Give the number of lines in the listing that hold the word "help". Write nothing but that number.
────────────────────────────────────────
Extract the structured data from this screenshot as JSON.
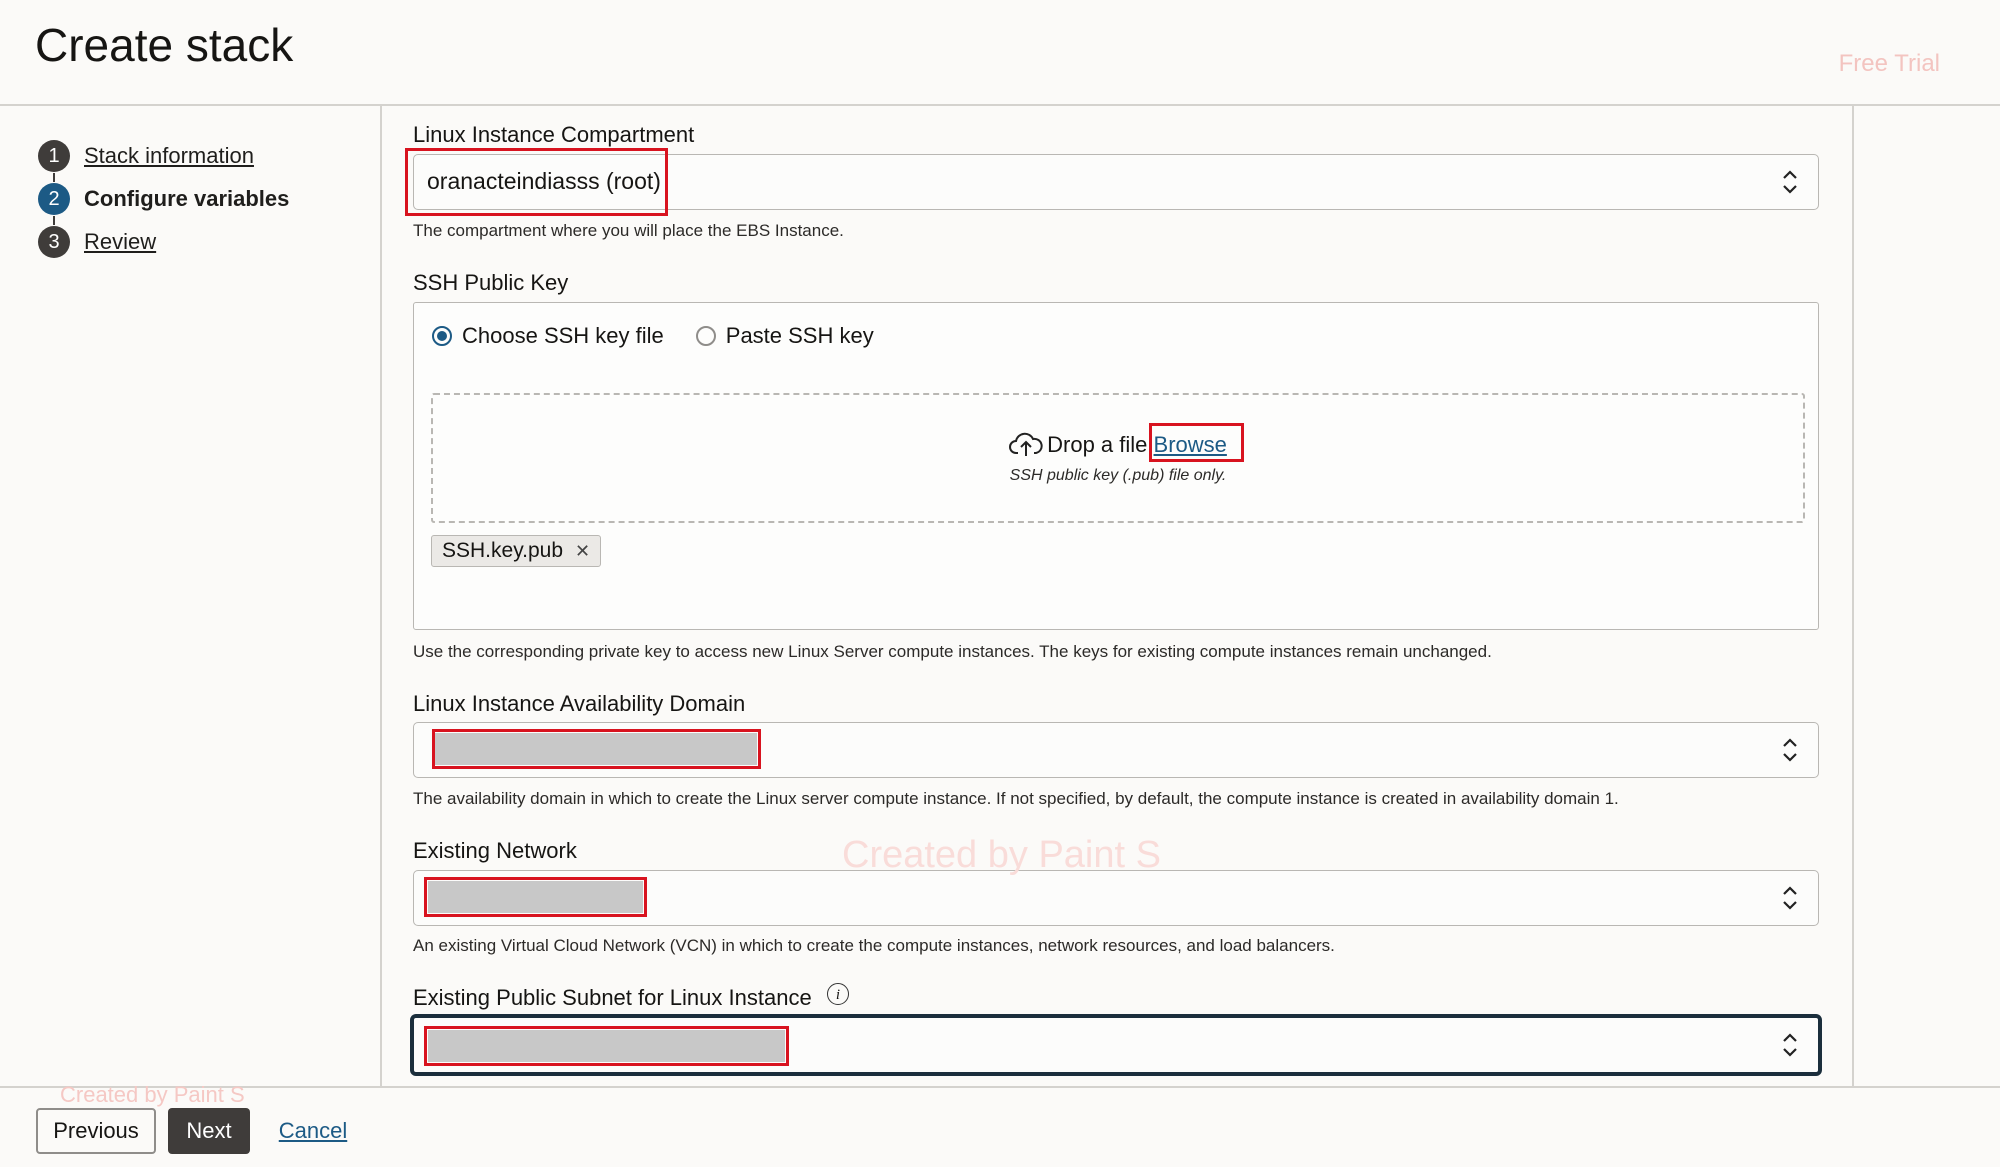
{
  "header": {
    "title": "Create stack",
    "trial_badge": "Free Trial"
  },
  "steps": [
    {
      "number": "1",
      "label": "Stack information",
      "state": "done"
    },
    {
      "number": "2",
      "label": "Configure variables",
      "state": "active"
    },
    {
      "number": "3",
      "label": "Review",
      "state": "pending"
    }
  ],
  "form": {
    "compartment": {
      "label": "Linux Instance Compartment",
      "value": "oranacteindiasss (root)",
      "help": "The compartment where you will place the EBS Instance."
    },
    "ssh": {
      "label": "SSH Public Key",
      "options": [
        "Choose SSH key file",
        "Paste SSH key"
      ],
      "selected": "Choose SSH key file",
      "drop_text": "Drop a file.",
      "browse": "Browse",
      "drop_sub": "SSH public key (.pub) file only.",
      "file_chip": "SSH.key.pub",
      "help": "Use the corresponding private key to access new Linux Server compute instances. The keys for existing compute instances remain unchanged."
    },
    "availability_domain": {
      "label": "Linux Instance Availability Domain",
      "help": "The availability domain in which to create the Linux server compute instance. If not specified, by default, the compute instance is created in availability domain 1."
    },
    "network": {
      "label": "Existing Network",
      "help": "An existing Virtual Cloud Network (VCN) in which to create the compute instances, network resources, and load balancers."
    },
    "subnet": {
      "label": "Existing Public Subnet for Linux Instance"
    }
  },
  "footer": {
    "previous": "Previous",
    "next": "Next",
    "cancel": "Cancel"
  },
  "watermarks": {
    "center": "Created by Paint S",
    "footer": "Created by Paint S"
  },
  "colors": {
    "accent": "#1c5a85",
    "highlight": "#d8131f",
    "primary_button": "#3f3c3a"
  }
}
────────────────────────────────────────
■ Finished task: 4